* _Problem statement_
Wherever the string "Copy" occurs in a line of these records, report that line.

* _Records from a collection_
##############################

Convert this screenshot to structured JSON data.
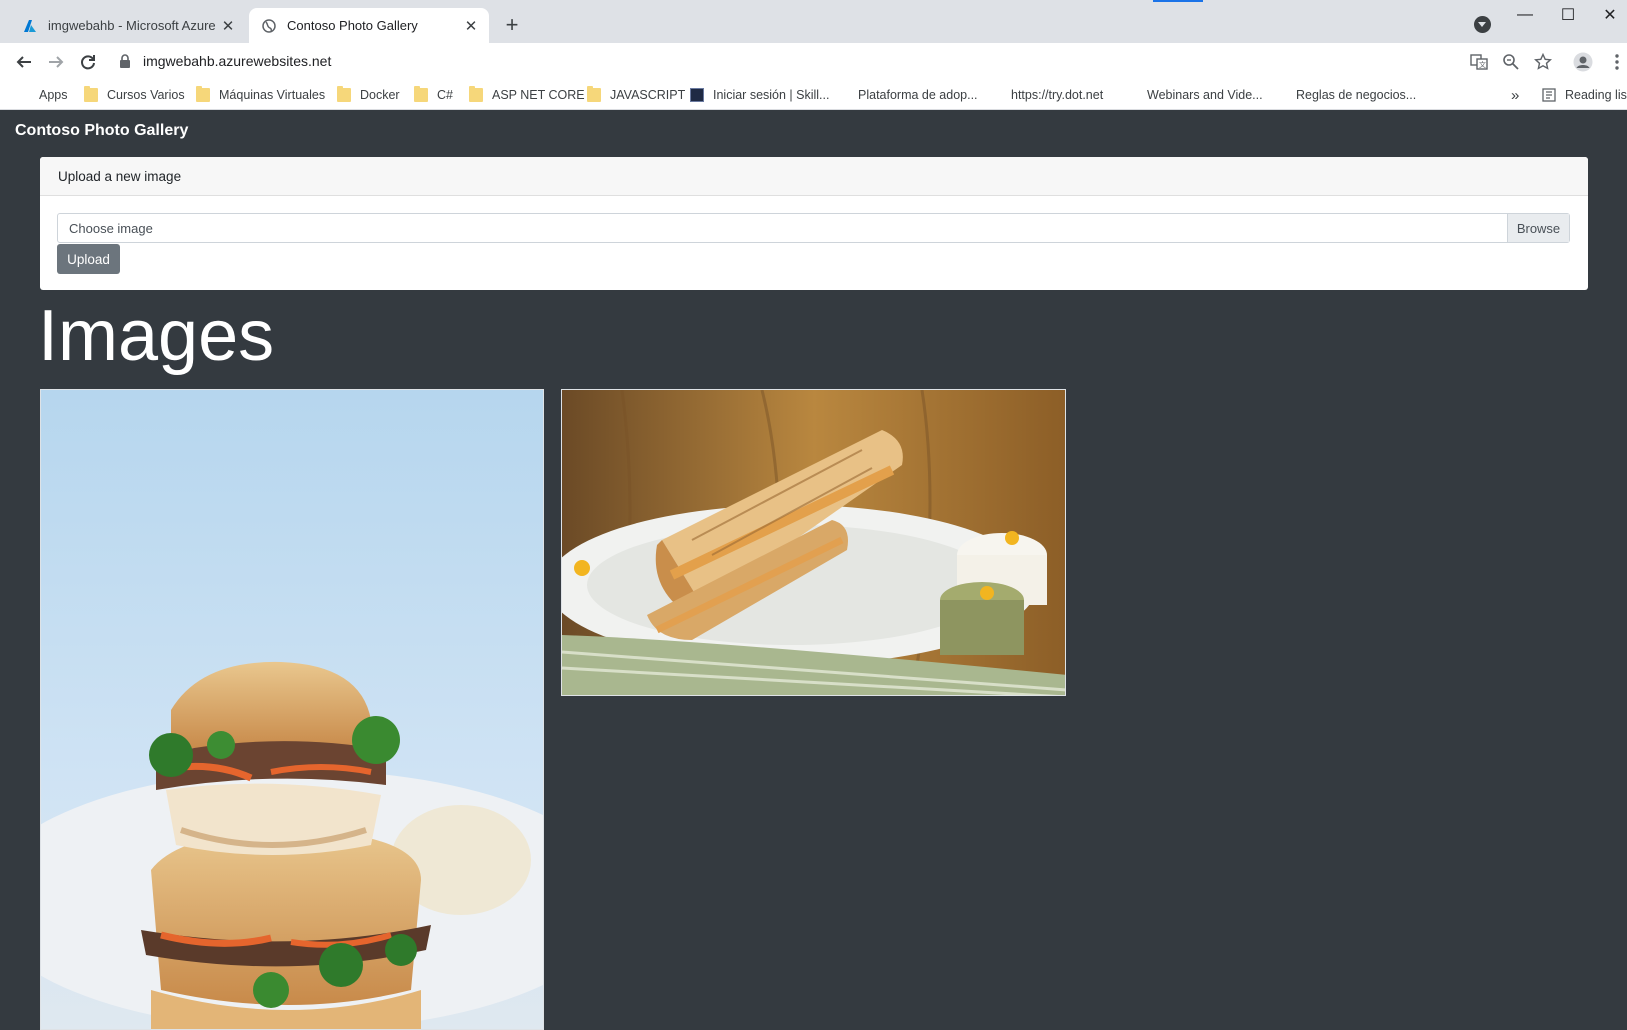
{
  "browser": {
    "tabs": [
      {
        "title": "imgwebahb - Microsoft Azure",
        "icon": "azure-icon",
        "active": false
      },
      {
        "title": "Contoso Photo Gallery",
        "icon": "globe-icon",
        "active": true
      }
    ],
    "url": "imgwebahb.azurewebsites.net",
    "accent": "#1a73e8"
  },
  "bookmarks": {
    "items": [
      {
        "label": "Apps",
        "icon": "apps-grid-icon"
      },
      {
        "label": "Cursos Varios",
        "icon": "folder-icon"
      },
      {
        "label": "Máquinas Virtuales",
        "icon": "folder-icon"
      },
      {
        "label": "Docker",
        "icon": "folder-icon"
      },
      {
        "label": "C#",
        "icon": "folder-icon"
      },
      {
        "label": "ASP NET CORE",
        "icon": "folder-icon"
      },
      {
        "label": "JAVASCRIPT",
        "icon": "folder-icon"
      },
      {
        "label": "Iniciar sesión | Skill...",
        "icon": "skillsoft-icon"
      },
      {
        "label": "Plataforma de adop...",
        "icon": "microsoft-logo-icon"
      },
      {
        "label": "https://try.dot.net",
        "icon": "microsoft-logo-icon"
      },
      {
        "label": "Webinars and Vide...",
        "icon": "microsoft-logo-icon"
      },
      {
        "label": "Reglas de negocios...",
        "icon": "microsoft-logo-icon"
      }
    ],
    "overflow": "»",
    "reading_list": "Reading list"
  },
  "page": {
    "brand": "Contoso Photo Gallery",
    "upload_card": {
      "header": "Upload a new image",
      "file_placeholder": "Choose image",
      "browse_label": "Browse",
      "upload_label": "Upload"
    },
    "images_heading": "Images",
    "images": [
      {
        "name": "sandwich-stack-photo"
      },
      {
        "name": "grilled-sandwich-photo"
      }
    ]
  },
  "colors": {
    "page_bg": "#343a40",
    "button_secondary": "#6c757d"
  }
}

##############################

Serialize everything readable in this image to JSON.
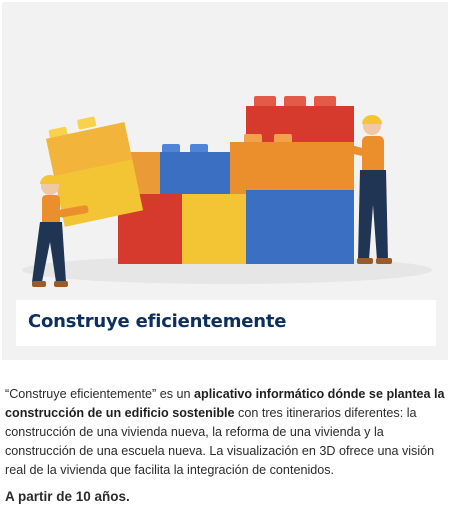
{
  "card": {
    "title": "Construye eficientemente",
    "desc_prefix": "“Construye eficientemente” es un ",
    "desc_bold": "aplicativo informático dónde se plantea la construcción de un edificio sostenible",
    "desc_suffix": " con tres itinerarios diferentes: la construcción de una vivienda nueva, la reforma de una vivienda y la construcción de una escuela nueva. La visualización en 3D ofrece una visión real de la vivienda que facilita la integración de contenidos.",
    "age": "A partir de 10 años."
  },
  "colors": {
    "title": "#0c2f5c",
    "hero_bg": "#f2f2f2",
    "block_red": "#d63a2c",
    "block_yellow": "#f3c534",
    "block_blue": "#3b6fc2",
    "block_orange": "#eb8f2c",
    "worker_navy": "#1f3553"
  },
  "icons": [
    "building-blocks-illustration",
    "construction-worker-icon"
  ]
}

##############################

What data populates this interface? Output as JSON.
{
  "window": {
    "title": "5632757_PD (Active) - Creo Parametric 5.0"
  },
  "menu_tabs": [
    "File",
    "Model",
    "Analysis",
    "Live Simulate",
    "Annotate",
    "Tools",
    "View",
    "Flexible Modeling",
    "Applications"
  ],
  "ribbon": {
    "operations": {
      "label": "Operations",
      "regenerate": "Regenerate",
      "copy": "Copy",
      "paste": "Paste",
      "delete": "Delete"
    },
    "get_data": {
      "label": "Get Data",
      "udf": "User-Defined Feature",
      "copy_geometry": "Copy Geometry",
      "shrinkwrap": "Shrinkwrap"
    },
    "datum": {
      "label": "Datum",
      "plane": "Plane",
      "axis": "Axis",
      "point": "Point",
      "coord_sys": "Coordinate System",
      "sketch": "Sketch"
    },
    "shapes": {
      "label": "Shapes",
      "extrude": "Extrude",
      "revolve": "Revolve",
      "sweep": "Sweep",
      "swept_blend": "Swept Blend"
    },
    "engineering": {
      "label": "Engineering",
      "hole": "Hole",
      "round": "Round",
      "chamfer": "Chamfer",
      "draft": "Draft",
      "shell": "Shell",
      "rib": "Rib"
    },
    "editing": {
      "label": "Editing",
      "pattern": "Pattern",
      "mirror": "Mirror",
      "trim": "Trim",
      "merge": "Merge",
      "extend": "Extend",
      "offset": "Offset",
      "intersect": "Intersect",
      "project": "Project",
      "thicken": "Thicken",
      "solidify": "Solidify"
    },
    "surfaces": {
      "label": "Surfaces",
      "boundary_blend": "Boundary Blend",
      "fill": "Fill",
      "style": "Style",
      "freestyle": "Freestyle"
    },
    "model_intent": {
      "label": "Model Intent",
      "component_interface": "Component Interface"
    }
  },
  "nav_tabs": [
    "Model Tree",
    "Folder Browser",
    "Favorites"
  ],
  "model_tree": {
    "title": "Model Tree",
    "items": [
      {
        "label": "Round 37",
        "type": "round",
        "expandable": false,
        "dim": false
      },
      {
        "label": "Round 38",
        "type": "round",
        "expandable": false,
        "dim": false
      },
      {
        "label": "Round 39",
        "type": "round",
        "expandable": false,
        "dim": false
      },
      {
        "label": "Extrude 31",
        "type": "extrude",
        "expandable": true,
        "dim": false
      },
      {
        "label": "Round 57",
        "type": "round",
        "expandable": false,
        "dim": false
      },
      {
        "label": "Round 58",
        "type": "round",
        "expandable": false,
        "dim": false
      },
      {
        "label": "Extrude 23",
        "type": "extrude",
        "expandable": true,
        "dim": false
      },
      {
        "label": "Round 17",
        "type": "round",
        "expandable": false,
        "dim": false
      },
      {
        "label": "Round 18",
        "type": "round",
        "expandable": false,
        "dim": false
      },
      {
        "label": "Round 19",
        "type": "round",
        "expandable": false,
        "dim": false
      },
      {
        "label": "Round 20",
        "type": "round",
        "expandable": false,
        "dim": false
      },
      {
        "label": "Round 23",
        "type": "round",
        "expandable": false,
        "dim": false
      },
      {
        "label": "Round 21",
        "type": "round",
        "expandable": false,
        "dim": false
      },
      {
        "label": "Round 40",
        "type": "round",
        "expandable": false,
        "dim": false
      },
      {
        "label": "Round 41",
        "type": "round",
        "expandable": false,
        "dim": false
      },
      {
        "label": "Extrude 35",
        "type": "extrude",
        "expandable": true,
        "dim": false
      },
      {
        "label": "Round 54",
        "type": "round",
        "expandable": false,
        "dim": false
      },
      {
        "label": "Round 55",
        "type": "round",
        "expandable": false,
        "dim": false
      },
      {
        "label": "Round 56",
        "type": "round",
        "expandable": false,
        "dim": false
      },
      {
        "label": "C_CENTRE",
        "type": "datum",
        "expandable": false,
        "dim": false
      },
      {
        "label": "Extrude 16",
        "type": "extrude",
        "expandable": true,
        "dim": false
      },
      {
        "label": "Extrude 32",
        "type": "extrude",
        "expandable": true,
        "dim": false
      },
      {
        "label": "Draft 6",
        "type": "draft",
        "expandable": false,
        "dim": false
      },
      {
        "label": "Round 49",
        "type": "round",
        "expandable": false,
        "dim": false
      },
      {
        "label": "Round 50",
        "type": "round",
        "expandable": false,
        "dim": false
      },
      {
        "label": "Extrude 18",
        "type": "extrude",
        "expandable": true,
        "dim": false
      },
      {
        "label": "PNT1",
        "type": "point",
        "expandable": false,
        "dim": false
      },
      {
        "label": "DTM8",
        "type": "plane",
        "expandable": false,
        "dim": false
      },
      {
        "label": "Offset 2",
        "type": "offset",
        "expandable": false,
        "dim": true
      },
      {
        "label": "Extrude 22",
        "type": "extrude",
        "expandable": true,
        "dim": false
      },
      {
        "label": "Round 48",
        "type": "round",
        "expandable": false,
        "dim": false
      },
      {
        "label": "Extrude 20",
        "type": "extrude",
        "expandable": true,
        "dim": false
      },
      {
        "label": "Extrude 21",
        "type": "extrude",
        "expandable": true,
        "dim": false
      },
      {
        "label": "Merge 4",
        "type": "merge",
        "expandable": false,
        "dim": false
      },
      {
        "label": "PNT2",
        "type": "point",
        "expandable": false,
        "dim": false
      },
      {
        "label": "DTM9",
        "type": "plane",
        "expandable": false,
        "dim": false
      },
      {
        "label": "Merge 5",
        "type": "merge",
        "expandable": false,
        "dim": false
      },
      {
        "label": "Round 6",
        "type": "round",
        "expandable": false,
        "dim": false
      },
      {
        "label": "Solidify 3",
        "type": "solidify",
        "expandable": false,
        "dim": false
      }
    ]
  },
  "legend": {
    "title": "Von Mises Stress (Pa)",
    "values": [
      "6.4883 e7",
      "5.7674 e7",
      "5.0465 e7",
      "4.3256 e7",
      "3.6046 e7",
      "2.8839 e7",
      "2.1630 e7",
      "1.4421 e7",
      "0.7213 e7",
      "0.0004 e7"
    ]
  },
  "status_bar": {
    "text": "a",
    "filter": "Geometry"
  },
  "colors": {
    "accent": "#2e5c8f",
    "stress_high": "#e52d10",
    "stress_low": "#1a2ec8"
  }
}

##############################

* _Answer to this exercise_
      "copy": "Copy",
      "copy_geometry": "Copy Geometry",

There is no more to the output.